It’s no secret that Heupel has to identify a quarterback to make his offense go in 2021. But Tennessee was also hit hard by transfers at the skill positions, and there are major voids to fill at running back and receiver this offseason. Top running backs Eric Gray (Oklahoma) and Ty Chandler (North Carolina) transferred after accounting for 86.8 percent of the rushing production in 2020. Jabari Small (117 yards) ranked third on the team in rushing last season, with Dee Beckwith (25) the only other running back that saw significant snaps. Tee Hodge did not record a carry as a freshman in 2020 but should factor into the mix in ’21, along with incoming freshman Cody Brown and junior college recruit Tiyon Evans. Just three wide receivers caught at least 20 passes last year. Josh Palmer (33) opted to depart for the NFL, leaving Velus Jones (22) and Jalin Hyatt (20) as the top options. Heupel’s system will require more than just two receivers to be active in the passing game, so a couple of key recruits from 2020 – Malachi Wideman, Jimmy Calloway and Jimmy Holiday – should see opportunities to earn playing time this offseason.
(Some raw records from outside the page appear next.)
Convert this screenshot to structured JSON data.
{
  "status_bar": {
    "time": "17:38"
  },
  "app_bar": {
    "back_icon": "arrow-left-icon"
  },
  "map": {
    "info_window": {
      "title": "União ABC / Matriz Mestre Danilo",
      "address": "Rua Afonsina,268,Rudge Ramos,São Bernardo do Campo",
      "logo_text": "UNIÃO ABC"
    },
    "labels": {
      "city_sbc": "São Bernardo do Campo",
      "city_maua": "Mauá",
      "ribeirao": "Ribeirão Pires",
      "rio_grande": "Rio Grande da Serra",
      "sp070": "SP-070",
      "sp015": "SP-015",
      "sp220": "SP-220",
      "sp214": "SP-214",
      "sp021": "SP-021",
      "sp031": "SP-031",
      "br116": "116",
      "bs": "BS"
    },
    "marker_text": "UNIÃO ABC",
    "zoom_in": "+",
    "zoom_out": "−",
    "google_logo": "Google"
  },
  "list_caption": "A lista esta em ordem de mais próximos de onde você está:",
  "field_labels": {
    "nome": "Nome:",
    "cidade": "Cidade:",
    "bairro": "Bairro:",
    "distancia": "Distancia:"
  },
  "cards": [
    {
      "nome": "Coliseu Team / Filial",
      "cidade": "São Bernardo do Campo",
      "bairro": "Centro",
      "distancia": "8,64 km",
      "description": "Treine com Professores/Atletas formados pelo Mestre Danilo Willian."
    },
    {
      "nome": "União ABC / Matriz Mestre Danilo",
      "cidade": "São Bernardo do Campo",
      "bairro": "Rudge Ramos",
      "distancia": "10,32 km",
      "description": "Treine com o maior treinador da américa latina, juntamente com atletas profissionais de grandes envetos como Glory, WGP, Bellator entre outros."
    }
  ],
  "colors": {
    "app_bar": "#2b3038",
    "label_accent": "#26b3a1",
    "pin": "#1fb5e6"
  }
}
3. Rebuild the Offensive Line
The Tennessee offensive line was expected to be a strength in 2020 but didn’t quite live up to the hype. This unit allowed 29 sacks and cleared the way for rushers to average only 3.8 yards per carry over 10 games. Left tackle Wanya Morris transferred to Oklahoma, while guard Trey Smith and center Brandon Kennedy are off to the next level. Also, Jahmir Johnson (five starts) transferred to Texas A&M. The news isn’t all bad up front though, as Cade Mays and Darnell Wright are back to anchor the rebuilt line. Also, Cooper Mays and Jerome Carvin return to provide options on the interior. Four offensive linemen, including junior college product Jeremiah Crawford, join from the ’21 signing class. The change in offensive system to utilize more tempo and plays will also challenge the depth of this unit.
4. Rebuild the Linebacker Unit
The new defensive staff will be starting over at linebacker after this unit was hit hard by transfers. Henry To’o To’o – the defense’s best player – entered the portal in late January. He was joined by Quavaris Crouch, J.J. Peterson and Deandre Johnson in the portal, leaving very little experience, depth or returning production. Jeremy Banks (28 tackles) would be the top returning statistical leader at linebacker, with Tyler Baron (21), Aaron Beasley (seven) and Roman Harrison (seven) also back for 2021.
5. Find Defensive Difference-Makers Up Front
At Heupel’s introductory press conference, he indicated Tennessee’s defense would be multiple, aggressive and have the ability to bring pressure to create negative plays. The new defensive staff will certainly look at moving some players from linebacker to end and from end to linebacker to create depth on a thin front seven. Also, the secondary has room to improve and must replace cornerback Bryce Thompson. In order for the Volunteers to execute on that aggressive mantra for the defense, finding difference-makers up front is crucial. The top two players in sack production – Kivon Bennett and Deandre Johnson – have departed. Also, Tennessee has had just two players – Derek Barnett and Curt Maggitt – reach double-digit sacks in a season since 2009. This unit has to get better in situational football. The Volunteers ranked 12th in the SEC in third-down defense, 10th in the red zone, 12th in turnovers forced, and eighth in tackles for a loss.
(Top photo courtesy of @Vol_Football)